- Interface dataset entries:
⁂

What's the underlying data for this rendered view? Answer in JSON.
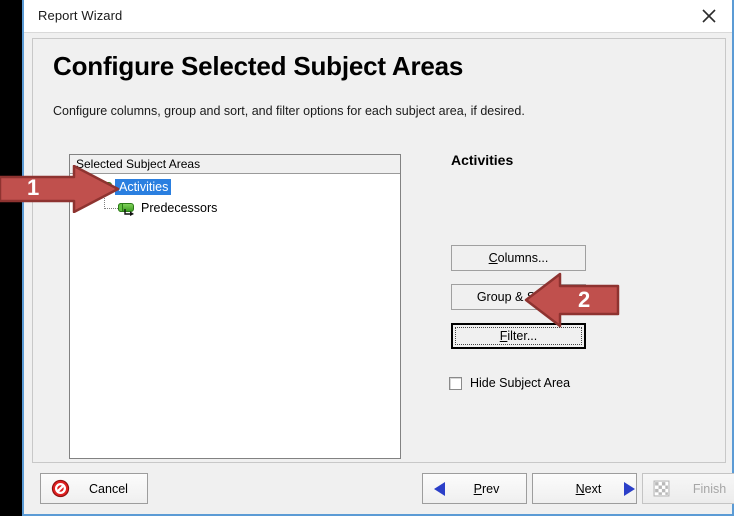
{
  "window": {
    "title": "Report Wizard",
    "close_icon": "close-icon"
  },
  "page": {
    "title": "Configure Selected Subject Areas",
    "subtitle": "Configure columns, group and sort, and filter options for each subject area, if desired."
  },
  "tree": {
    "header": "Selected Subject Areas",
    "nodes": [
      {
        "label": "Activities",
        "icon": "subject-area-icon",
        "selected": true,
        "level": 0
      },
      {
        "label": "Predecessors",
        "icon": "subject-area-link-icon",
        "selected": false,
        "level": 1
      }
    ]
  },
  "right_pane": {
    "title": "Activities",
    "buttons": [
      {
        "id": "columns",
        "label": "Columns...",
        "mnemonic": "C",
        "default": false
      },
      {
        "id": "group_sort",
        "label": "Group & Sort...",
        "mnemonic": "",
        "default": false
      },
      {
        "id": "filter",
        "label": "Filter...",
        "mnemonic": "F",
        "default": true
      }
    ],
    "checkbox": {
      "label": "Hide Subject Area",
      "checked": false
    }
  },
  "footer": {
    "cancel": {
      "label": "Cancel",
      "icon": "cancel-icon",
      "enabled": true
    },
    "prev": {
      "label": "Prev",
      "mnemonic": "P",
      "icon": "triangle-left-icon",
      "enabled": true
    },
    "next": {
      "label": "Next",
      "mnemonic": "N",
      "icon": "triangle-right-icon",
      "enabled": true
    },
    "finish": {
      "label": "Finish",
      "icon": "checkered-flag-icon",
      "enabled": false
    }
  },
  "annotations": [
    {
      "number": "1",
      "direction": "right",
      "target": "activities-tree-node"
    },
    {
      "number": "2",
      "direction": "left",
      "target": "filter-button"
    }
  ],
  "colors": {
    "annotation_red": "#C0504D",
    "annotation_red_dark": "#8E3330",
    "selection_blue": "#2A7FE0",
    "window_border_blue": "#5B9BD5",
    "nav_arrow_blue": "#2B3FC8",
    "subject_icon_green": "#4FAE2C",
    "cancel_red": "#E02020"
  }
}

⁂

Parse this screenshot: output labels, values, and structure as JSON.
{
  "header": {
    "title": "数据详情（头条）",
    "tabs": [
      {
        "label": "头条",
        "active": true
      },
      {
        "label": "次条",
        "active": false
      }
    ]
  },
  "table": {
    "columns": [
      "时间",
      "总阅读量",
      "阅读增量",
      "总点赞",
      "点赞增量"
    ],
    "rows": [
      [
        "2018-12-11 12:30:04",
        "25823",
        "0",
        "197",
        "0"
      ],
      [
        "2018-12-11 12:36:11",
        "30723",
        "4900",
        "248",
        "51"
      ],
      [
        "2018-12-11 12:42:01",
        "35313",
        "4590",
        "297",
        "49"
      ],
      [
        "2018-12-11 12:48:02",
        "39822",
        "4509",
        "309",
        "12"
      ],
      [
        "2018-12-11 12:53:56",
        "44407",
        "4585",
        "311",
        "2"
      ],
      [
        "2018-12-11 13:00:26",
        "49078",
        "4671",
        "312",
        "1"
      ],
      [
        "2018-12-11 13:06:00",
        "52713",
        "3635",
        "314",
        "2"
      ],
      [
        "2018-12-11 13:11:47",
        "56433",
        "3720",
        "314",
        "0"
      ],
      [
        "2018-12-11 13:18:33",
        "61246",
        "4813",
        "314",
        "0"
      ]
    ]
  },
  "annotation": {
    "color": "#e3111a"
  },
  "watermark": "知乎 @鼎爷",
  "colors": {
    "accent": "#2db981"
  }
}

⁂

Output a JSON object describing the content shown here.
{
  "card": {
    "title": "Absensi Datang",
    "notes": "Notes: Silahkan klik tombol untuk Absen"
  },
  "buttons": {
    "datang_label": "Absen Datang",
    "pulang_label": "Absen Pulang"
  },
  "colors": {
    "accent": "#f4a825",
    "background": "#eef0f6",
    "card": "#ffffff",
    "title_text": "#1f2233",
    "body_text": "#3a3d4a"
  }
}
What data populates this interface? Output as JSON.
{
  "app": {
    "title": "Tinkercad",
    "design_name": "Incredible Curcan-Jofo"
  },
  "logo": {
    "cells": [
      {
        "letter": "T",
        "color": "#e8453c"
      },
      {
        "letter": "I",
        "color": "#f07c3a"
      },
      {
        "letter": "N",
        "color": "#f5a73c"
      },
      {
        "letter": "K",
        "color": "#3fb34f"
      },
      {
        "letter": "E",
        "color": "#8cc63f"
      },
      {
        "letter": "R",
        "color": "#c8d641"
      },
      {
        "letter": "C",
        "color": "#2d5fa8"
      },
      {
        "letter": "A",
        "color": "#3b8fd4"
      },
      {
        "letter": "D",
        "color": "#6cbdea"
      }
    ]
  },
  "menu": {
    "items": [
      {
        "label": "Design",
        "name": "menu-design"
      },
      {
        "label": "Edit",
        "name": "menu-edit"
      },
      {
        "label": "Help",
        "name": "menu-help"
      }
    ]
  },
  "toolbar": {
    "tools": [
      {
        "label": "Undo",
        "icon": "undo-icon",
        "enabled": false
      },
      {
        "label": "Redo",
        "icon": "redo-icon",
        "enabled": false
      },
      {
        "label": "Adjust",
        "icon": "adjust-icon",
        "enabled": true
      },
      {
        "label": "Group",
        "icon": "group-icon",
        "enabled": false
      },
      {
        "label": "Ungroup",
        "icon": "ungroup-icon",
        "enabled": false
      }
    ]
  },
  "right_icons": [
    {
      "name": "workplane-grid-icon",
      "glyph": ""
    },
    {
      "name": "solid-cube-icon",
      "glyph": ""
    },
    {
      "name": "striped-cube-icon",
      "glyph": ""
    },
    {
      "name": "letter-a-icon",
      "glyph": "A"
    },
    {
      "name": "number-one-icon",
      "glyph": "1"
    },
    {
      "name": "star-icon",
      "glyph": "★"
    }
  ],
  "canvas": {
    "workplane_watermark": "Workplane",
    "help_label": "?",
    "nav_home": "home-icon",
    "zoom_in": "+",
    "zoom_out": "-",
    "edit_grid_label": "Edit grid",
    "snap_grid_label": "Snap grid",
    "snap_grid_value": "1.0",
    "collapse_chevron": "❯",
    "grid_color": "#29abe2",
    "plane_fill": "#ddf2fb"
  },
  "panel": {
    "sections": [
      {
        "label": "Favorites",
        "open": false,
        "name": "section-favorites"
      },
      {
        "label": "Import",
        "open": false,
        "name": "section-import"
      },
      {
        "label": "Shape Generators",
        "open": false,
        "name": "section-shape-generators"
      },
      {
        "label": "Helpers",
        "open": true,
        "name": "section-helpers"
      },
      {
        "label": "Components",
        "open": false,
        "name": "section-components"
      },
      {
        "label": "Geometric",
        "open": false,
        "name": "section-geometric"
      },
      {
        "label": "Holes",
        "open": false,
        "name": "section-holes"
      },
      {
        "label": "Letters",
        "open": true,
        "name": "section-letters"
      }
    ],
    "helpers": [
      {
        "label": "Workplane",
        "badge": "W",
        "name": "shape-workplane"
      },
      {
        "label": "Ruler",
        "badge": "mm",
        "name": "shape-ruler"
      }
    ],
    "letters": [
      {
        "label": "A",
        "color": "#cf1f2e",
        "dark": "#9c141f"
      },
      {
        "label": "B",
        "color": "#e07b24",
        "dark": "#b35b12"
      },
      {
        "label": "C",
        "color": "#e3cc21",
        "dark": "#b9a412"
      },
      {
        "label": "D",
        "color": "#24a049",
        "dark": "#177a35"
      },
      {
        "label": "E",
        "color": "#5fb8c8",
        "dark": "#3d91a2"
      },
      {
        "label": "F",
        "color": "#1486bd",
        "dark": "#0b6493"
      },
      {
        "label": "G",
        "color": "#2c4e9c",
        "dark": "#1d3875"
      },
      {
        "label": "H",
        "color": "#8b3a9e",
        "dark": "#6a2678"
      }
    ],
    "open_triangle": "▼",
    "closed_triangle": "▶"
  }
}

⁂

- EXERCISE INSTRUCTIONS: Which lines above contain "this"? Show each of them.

- FINAL ANSWER:
What's the underlying data for this rendered view? Answer in JSON.
Parse this screenshot: output labels, values, and structure as JSON.
What data populates this interface? Output as JSON.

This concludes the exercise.